Front Cover

From inside the book

What people are saying - Write a review

We haven't found any reviews in the usual places.

Selected pages

Other editions - View all

Common terms and phrases

Popular passages
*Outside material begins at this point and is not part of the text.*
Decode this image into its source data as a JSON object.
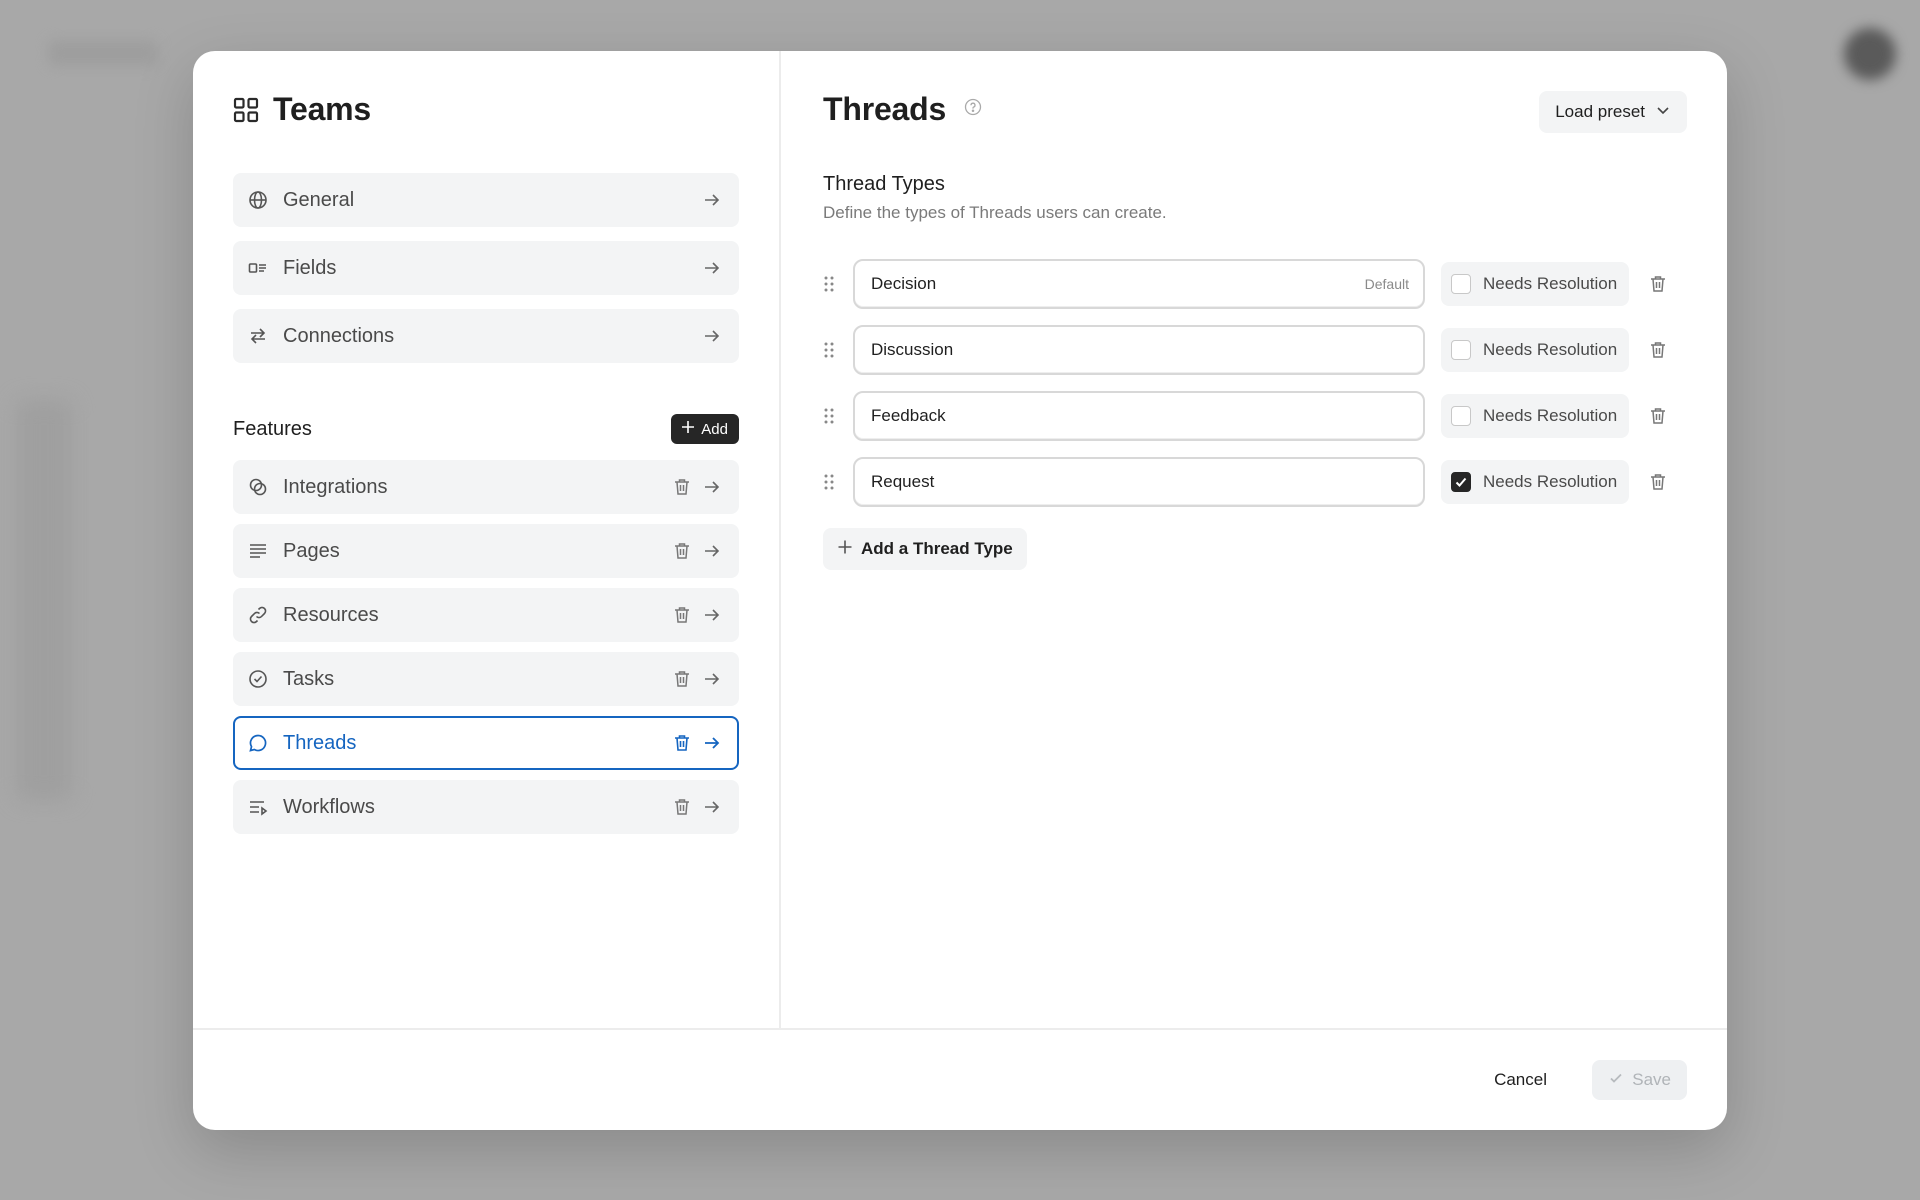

Page 239 - The remark that I shall make on these cobweb-like appearances, called gossamer, is, that strange and superstitious as the notions about them were formerly, nobody in these days doubts but that they are the real production of small spiders, which swarm in the fields in fine weather in autumn, and have a power of shooting out webs from their tails, so as to render themselves buoyant and lighter than air.
Page 52 - They are particularly fond of kitchens and bakers' ovens, on account of their perpetual warmth. Tender insects that live abroad either enjoy only the short period of one summer, or else doze away the cold uncomfortable months in profound slumbers ; but these, residing as it were in a torrid zone, are always alert and merry7 : a good Christmas fire is to them like the heats of the dog-days.
Page 273 - For, to say nothing of half the birds, and some quadrupeds which are almost entirely supported by them, worms seem to be the great promoters of vegetation, which would proceed but lamely without them, by boring, perforating, and loosening the soil, and rendering it pervious to rains and the fibres of plants, by drawing straws and stalks of leaves and twigs into it ; and, most of all, by throwing up such infinite numbers of lumps of earth called worm-casts, which, being their excrement, is a fine...
Page 156 - There is a sort of wild bee frequenting the garden-campion for the sake of its tomentum, which probably it turns to some purpose in the business of nidification. It is very pleasant to see with what address it strips off the pubes, running from the top to the bottom of a branch, and shaving it bare with all the dexterity of a hoop-shaver. When it has got a vast bundle, almost as large as itself, it flies away, holding it secure between its chin and its fore legs.
Page 253 - ... new. .This also is found to be inconvenient, and it quickly returns to its old shell again. In this manner it frequently changes, till at last it finds one light, roomy, and commodious; to this it adheres, though* the shell be sometimes so large as to hide the body of the animal, claws and all...
Page 249 - The most of them, therefore, are obliged to continue in the flat parts of the country till they recover, making holes in the earth, which they cover at the mouth with leaves and dirt, so that no air may enter.
Page 6 - The noise which these enormous swarms made in seizing and devouring the leaves, was so loud as to have been compared to the distant sawing of timber. Swine and poultry destroyed them in vast numbers.
Page 238 - About nine an appearance very unusual began to demand our attention, a shower of cobwebs falling from very elevated regions, and continuing, without any interruption, till the close of the day.
Page 52 - As one should suppose, from the burning atmosphere which they inhabit they are a thirsty race, and show a great propensity for liquids, being found frequently drowned in pans of water, milk, broth, or the like.
Page 191 - I proposed making the experiment upon these ; they were therefore exposed to the sun upon a sieve, which had been employed to strain them out of the wine. In less than three hours, two of them began by degrees to recover life. They commenced by some convulsive motions...

Bibliographic information